Racism persist to this day, on the eve of this most momentous election in our history. I'm sure you have received or seen racist emails or heard racist robocalls. Some are outright grotesque caricatures and downright lies. It is frightening and makes me ashamed that we as a people have not moved beyond this. Will we stand by as another of ourleaders, another Martin Luther King, another Bobby Kennedy, is assassinated? I hope that this man of hope, this man of vision, this man with a plan to unify this country and take us forward is elected and is kept safe by our collectivewill for real change. This government, this America that I am so proud of,"this best hope of the world" cannot at this crossroads give in to fear and hate. Our national character and the fate of our ideals hang in the balance. And if we are not our ideals, who are we?
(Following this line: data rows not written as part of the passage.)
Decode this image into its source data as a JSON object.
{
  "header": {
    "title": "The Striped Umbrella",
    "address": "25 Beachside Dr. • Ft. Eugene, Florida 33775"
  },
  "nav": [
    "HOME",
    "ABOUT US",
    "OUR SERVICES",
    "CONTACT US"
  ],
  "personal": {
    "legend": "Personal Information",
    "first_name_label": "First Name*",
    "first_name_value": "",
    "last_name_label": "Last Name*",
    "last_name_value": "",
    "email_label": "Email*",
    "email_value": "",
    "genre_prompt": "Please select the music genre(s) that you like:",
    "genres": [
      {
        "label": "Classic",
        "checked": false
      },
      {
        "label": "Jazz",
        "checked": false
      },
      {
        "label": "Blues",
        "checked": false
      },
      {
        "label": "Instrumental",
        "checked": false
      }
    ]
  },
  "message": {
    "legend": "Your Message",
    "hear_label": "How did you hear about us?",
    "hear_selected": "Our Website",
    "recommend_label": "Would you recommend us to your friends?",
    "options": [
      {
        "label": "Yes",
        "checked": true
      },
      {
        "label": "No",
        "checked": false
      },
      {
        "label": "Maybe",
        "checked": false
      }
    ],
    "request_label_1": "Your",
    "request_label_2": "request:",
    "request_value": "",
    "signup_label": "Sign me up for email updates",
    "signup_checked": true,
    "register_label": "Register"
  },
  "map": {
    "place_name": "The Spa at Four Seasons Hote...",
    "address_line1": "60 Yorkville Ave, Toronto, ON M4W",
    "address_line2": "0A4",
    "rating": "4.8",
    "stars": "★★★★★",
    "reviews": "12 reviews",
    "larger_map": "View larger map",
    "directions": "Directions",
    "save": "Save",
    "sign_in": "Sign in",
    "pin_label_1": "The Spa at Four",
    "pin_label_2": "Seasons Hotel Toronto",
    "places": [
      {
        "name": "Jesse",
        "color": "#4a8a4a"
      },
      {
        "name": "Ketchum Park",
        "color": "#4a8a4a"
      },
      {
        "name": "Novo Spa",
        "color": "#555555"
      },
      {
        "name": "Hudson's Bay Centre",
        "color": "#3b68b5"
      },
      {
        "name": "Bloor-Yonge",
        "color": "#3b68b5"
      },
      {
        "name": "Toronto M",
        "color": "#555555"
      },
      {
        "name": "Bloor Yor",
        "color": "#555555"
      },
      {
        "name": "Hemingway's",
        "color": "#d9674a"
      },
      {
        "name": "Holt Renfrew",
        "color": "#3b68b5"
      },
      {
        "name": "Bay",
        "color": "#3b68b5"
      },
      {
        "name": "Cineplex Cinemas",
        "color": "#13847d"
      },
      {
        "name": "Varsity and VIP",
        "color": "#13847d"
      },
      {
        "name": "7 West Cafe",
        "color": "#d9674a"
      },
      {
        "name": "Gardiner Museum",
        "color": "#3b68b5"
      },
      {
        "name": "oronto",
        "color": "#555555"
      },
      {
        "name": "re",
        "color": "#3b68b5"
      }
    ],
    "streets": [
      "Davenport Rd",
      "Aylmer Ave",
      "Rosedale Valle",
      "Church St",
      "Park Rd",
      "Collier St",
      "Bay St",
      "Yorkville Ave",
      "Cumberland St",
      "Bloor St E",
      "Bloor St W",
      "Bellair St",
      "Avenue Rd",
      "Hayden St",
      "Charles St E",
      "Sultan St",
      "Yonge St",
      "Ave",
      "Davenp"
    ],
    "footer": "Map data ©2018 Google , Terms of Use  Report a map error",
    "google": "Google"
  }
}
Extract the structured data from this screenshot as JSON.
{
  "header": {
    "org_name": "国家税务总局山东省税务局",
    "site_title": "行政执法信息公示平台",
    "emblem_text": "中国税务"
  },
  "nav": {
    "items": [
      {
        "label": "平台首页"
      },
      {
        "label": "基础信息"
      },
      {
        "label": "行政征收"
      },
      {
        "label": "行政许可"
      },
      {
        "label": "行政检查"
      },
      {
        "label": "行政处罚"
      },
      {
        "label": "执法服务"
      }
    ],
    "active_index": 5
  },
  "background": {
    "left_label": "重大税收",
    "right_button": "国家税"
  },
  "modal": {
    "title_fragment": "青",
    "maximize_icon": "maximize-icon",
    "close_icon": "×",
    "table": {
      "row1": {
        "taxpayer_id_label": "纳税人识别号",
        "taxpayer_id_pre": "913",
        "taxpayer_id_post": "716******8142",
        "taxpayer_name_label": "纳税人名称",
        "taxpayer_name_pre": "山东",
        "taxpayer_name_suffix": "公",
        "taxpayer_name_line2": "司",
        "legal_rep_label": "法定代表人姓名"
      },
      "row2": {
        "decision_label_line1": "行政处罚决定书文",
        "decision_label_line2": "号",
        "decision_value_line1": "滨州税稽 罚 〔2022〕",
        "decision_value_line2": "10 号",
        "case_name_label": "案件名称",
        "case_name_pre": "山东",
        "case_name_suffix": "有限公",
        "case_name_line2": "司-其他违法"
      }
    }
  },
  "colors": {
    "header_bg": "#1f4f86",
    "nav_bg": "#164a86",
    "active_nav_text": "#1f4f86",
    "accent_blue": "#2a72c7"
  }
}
When I was a boy, about nine years old, I repeated a jingle that had the n-word in it around my father. He took me aside immediately and told me stories about his own boyhood and the racism he experienced and the friends he grew up with when he lived in Marietta, in southeastern Ohio. He made me stand in the corner and think about it. I've never forgotten his words and that lesson and I'm so thankful to him for that reprimand. My father grew up in an environment that was mostly racist. As short a time ago as the 1930s there were almost 1/2million ku klux klan members in the southern part of Ohio (their national headquarters is in southern Indiana). That racism has unfortunately been handed down to their grandchildren.
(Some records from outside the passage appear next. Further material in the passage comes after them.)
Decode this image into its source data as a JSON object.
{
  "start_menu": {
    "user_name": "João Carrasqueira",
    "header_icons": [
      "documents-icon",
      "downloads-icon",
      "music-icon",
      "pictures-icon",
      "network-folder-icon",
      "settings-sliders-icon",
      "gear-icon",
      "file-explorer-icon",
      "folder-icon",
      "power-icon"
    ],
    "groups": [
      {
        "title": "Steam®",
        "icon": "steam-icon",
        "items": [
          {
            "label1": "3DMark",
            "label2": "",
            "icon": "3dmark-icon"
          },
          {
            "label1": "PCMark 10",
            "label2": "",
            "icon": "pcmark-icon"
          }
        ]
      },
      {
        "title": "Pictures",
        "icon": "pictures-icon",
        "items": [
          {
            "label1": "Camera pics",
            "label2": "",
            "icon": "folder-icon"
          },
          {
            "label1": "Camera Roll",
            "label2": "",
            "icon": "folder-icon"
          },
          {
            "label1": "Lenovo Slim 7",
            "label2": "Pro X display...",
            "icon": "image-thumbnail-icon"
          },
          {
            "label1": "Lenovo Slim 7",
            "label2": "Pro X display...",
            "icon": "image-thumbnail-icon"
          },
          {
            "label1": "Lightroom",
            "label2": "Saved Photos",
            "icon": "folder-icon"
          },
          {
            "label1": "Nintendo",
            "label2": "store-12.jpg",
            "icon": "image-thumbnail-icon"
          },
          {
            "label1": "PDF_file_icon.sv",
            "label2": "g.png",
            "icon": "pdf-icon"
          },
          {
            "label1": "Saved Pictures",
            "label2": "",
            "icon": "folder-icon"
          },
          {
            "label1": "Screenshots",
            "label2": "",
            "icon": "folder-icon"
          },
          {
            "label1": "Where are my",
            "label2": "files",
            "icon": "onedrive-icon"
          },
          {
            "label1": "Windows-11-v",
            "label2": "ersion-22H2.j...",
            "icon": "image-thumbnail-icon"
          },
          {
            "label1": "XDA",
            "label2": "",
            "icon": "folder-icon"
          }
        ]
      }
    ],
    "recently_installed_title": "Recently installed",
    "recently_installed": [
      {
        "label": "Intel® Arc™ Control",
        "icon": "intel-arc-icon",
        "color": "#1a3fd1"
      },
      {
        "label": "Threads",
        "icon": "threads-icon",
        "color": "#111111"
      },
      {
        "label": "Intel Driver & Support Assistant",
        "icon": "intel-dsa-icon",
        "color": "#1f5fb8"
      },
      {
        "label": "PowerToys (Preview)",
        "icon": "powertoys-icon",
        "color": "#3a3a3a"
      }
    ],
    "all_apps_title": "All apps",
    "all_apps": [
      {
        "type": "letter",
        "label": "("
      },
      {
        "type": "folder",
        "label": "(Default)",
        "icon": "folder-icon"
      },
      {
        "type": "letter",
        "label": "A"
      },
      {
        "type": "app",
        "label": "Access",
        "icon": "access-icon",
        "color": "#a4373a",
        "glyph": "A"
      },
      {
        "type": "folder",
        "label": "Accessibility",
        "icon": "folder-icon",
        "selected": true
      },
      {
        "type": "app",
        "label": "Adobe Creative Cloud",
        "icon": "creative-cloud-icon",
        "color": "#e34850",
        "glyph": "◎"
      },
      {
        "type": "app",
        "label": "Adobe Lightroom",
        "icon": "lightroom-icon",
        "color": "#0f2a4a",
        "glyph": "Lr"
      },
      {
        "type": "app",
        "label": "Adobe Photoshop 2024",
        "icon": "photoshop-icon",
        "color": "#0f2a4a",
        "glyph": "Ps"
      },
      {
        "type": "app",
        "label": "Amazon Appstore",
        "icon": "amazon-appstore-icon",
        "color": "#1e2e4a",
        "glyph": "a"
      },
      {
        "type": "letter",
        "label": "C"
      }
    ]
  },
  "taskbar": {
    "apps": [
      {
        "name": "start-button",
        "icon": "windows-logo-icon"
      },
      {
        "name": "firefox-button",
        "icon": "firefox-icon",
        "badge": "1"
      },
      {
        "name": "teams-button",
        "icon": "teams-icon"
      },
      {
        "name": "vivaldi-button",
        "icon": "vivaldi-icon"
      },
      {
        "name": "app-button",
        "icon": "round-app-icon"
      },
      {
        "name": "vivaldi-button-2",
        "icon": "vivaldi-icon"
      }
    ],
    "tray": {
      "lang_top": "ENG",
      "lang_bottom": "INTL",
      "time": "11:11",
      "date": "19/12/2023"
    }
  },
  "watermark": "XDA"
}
During a poetry residency at a school teachers' lounge last spring in southwestern Ohio, the majority of the staff was railing about 'that one', that he was a Muslim, that he was not born in America, that he didn't say the pledge of allegiance nor put his hand over his heart. All lies of course. And even if he was a Muslim, as Colin Powell has said, what would it matter? The constitution guarantees the freedom of religion and specifically says that religion will not be used a proof for political office. One teacher did stand up to these lies. And was shunned. They literally turned their backs on her. I think of her as this election draws near. I think of her courage. I think of my father, a Kennedy Democrat whose family, after their farm was foreclosed in the Depression, after they migrated north to find work inCleveland, after they were saved by the New Deal, passed on his belief in equality and harmony; I think of his mother who took me to Washington, who quoted Jefferson and Lincoln to me, who passed on an understanding of what "we, the people' really means. I think of my nephew, enlisting in the army since there are no opportunities for work, and since college is the privilege for the rich. I think of all of you, my friends and family, of how much I love you, how much I love this country, how you are all Americans too; And I think of that elderlywoman yesterday, who, as I was walking away from her home said to me softly and with a smile, "yes we can."
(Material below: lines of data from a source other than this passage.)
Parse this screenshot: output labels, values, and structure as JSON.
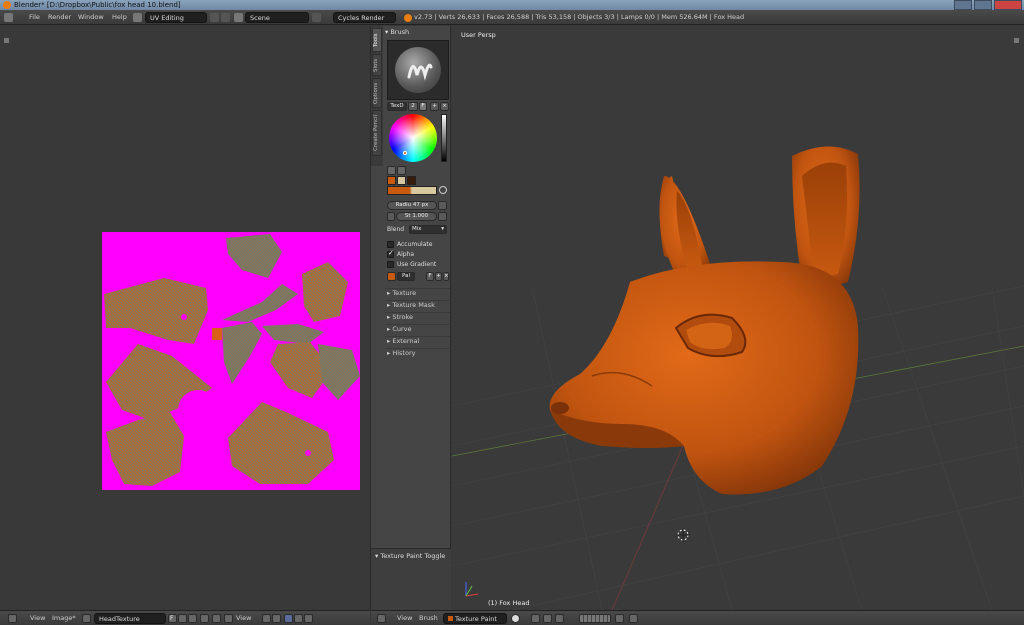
{
  "window": {
    "title": "Blender* [D:\\Dropbox\\Public\\fox head 10.blend]"
  },
  "menu": {
    "file": "File",
    "render": "Render",
    "window": "Window",
    "help": "Help"
  },
  "info": {
    "layout": "UV Editing",
    "scene": "Scene",
    "engine": "Cycles Render",
    "stats": "v2.73 | Verts 26,633 | Faces 26,588 | Tris 53,158 | Objects 3/3 | Lamps 0/0 | Mem 526.64M | Fox Head"
  },
  "brush_panel": {
    "header": "Brush",
    "brush_name": "TexD",
    "users": "2",
    "fake_user": "F",
    "radius_label": "Radiu",
    "radius_value": "47 px",
    "strength_label": "St",
    "strength_value": "1.000",
    "blend_label": "Blend",
    "blend_value": "Mix",
    "accumulate": "Accumulate",
    "alpha": "Alpha",
    "use_gradient": "Use Gradient",
    "palette": "Pal",
    "palette_f": "F"
  },
  "tabs": [
    "Tools",
    "Slots",
    "Options",
    "Create Pencil"
  ],
  "sections": [
    "Texture",
    "Texture Mask",
    "Stroke",
    "Curve",
    "External",
    "History"
  ],
  "texture_paint_toggle": "Texture Paint Toggle",
  "viewport": {
    "title": "User Persp",
    "object_label": "(1) Fox Head"
  },
  "image_footer": {
    "view": "View",
    "image": "Image*",
    "image_name": "HeadTexture",
    "f_label": "F",
    "view_mode": "View"
  },
  "viewport_footer": {
    "view": "View",
    "brush": "Brush",
    "mode": "Texture Paint"
  },
  "colors": {
    "uv_background": "#ff00ff",
    "fox_orange": "#c85a10",
    "island_gray": "#7a7a5a",
    "ui_bg": "#393939"
  }
}
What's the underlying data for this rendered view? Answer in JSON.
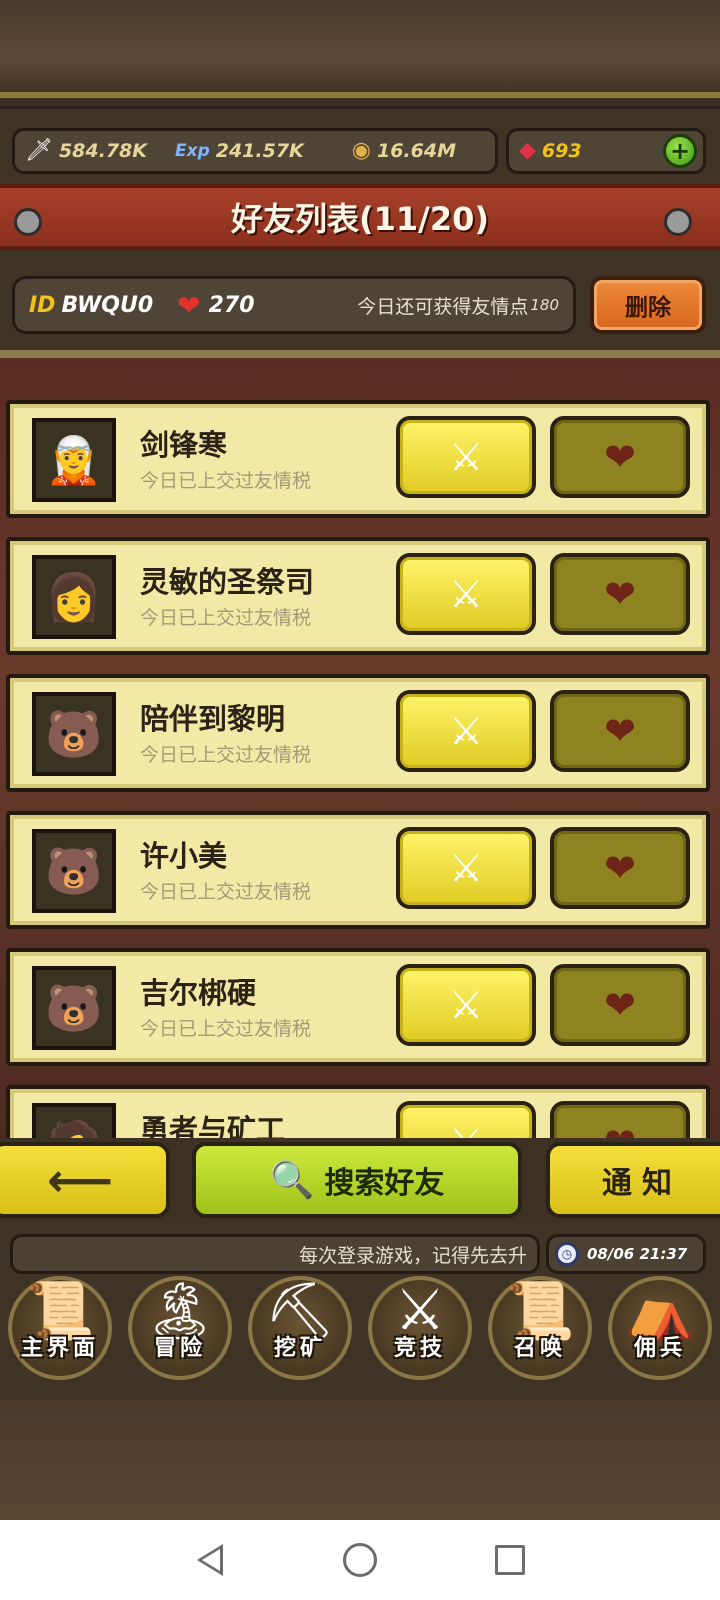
{
  "resources": {
    "attack": {
      "icon": "sword-icon",
      "value": "584.78K"
    },
    "exp": {
      "icon": "exp-icon",
      "value": "241.57K"
    },
    "gold": {
      "icon": "gold-coin-icon",
      "value": "16.64M"
    },
    "gems": {
      "icon": "ruby-icon",
      "value": "693"
    },
    "add": "+"
  },
  "title": "好友列表(11/20)",
  "info": {
    "id_label": "ID",
    "id_value": "BWQU0",
    "hearts": "270",
    "today_text": "今日还可获得友情点",
    "today_num": "180",
    "delete": "删除"
  },
  "friends": [
    {
      "name": "剑锋寒",
      "status": "今日已上交过友情税",
      "avatar": "🧝"
    },
    {
      "name": "灵敏的圣祭司",
      "status": "今日已上交过友情税",
      "avatar": "👩"
    },
    {
      "name": "陪伴到黎明",
      "status": "今日已上交过友情税",
      "avatar": "🐻"
    },
    {
      "name": "许小美",
      "status": "今日已上交过友情税",
      "avatar": "🐻"
    },
    {
      "name": "吉尔梆硬",
      "status": "今日已上交过友情税",
      "avatar": "🐻"
    },
    {
      "name": "勇者与矿工",
      "status": "",
      "avatar": "🧑"
    }
  ],
  "row_icons": {
    "battle": "⚔",
    "heart": "❤"
  },
  "actions": {
    "back": "⟵",
    "search": "搜索好友",
    "notice": "通知"
  },
  "ticker": "每次登录游戏，记得先去升",
  "clock": "08/06 21:37",
  "nav": [
    {
      "label": "主界面",
      "icon": "📜"
    },
    {
      "label": "冒险",
      "icon": "🏝"
    },
    {
      "label": "挖矿",
      "icon": "⛏"
    },
    {
      "label": "竞技",
      "icon": "⚔"
    },
    {
      "label": "召唤",
      "icon": "📜"
    },
    {
      "label": "佣兵",
      "icon": "⛺"
    }
  ],
  "colors": {
    "banner": "#a8412a",
    "row_bg": "#f3e9a6",
    "battle_btn": "#f0dc30",
    "heart_btn": "#8d8320",
    "search_btn": "#b8d82a"
  }
}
If you haven't voted yet, make sure you do tomorrow. If you have, help bring someone else to the polls to participate in what makes this country great, a free, safe and respected election where everyone's vote is counted!